[AVAILABLE RECORDS]:
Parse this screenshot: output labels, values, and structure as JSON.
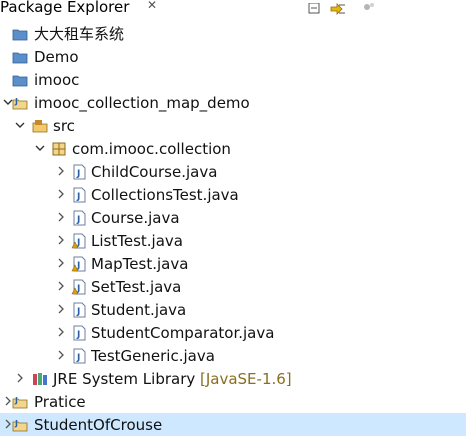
{
  "view": {
    "title": "Package Explorer",
    "close_glyph": "✕"
  },
  "toolbar": {
    "icons": [
      "collapse-all-icon",
      "link-with-editor-icon",
      "view-menu-icon"
    ]
  },
  "tree": {
    "items": [
      {
        "label": "大大租车系统",
        "icon": "project-folder-icon",
        "expanded": null,
        "level": 0
      },
      {
        "label": "Demo",
        "icon": "project-folder-icon",
        "expanded": null,
        "level": 0
      },
      {
        "label": "imooc",
        "icon": "project-folder-icon",
        "expanded": null,
        "level": 0
      },
      {
        "label": "imooc_collection_map_demo",
        "icon": "java-project-icon",
        "expanded": true,
        "level": 0
      },
      {
        "label": "src",
        "icon": "source-folder-icon",
        "expanded": true,
        "level": 1
      },
      {
        "label": "com.imooc.collection",
        "icon": "package-icon",
        "expanded": true,
        "level": 2
      },
      {
        "label": "ChildCourse.java",
        "icon": "java-file-icon",
        "expanded": false,
        "level": 3
      },
      {
        "label": "CollectionsTest.java",
        "icon": "java-file-icon",
        "expanded": false,
        "level": 3
      },
      {
        "label": "Course.java",
        "icon": "java-file-icon",
        "expanded": false,
        "level": 3
      },
      {
        "label": "ListTest.java",
        "icon": "java-file-warning-icon",
        "expanded": false,
        "level": 3
      },
      {
        "label": "MapTest.java",
        "icon": "java-file-warning-icon",
        "expanded": false,
        "level": 3
      },
      {
        "label": "SetTest.java",
        "icon": "java-file-warning-icon",
        "expanded": false,
        "level": 3
      },
      {
        "label": "Student.java",
        "icon": "java-file-icon",
        "expanded": false,
        "level": 3
      },
      {
        "label": "StudentComparator.java",
        "icon": "java-file-icon",
        "expanded": false,
        "level": 3
      },
      {
        "label": "TestGeneric.java",
        "icon": "java-file-icon",
        "expanded": false,
        "level": 3
      },
      {
        "label": "JRE System Library",
        "decoration": "[JavaSE-1.6]",
        "icon": "library-icon",
        "expanded": false,
        "level": 1
      },
      {
        "label": "Pratice",
        "icon": "java-project-icon",
        "expanded": false,
        "level": 0
      },
      {
        "label": "StudentOfCrouse",
        "icon": "java-project-icon",
        "expanded": false,
        "level": 0,
        "selected": true
      }
    ]
  },
  "colors": {
    "selection": "#cde8ff",
    "decoration": "#8a6d1f",
    "folder": "#5b8fc9",
    "java": "#2b5fa8",
    "warning": "#e0a000"
  }
}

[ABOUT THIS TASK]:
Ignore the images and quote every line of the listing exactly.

[WRITTEN ANSWER]:
Parse this screenshot: output labels, values, and structure as JSON.
{
  "view": {
    "title": "Package Explorer",
    "close_glyph": "✕"
  },
  "toolbar": {
    "icons": [
      "collapse-all-icon",
      "link-with-editor-icon",
      "view-menu-icon"
    ]
  },
  "tree": {
    "items": [
      {
        "label": "大大租车系统",
        "icon": "project-folder-icon",
        "expanded": null,
        "level": 0
      },
      {
        "label": "Demo",
        "icon": "project-folder-icon",
        "expanded": null,
        "level": 0
      },
      {
        "label": "imooc",
        "icon": "project-folder-icon",
        "expanded": null,
        "level": 0
      },
      {
        "label": "imooc_collection_map_demo",
        "icon": "java-project-icon",
        "expanded": true,
        "level": 0
      },
      {
        "label": "src",
        "icon": "source-folder-icon",
        "expanded": true,
        "level": 1
      },
      {
        "label": "com.imooc.collection",
        "icon": "package-icon",
        "expanded": true,
        "level": 2
      },
      {
        "label": "ChildCourse.java",
        "icon": "java-file-icon",
        "expanded": false,
        "level": 3
      },
      {
        "label": "CollectionsTest.java",
        "icon": "java-file-icon",
        "expanded": false,
        "level": 3
      },
      {
        "label": "Course.java",
        "icon": "java-file-icon",
        "expanded": false,
        "level": 3
      },
      {
        "label": "ListTest.java",
        "icon": "java-file-warning-icon",
        "expanded": false,
        "level": 3
      },
      {
        "label": "MapTest.java",
        "icon": "java-file-warning-icon",
        "expanded": false,
        "level": 3
      },
      {
        "label": "SetTest.java",
        "icon": "java-file-warning-icon",
        "expanded": false,
        "level": 3
      },
      {
        "label": "Student.java",
        "icon": "java-file-icon",
        "expanded": false,
        "level": 3
      },
      {
        "label": "StudentComparator.java",
        "icon": "java-file-icon",
        "expanded": false,
        "level": 3
      },
      {
        "label": "TestGeneric.java",
        "icon": "java-file-icon",
        "expanded": false,
        "level": 3
      },
      {
        "label": "JRE System Library",
        "decoration": "[JavaSE-1.6]",
        "icon": "library-icon",
        "expanded": false,
        "level": 1
      },
      {
        "label": "Pratice",
        "icon": "java-project-icon",
        "expanded": false,
        "level": 0
      },
      {
        "label": "StudentOfCrouse",
        "icon": "java-project-icon",
        "expanded": false,
        "level": 0,
        "selected": true
      }
    ]
  },
  "colors": {
    "selection": "#cde8ff",
    "decoration": "#8a6d1f",
    "folder": "#5b8fc9",
    "java": "#2b5fa8",
    "warning": "#e0a000"
  }
}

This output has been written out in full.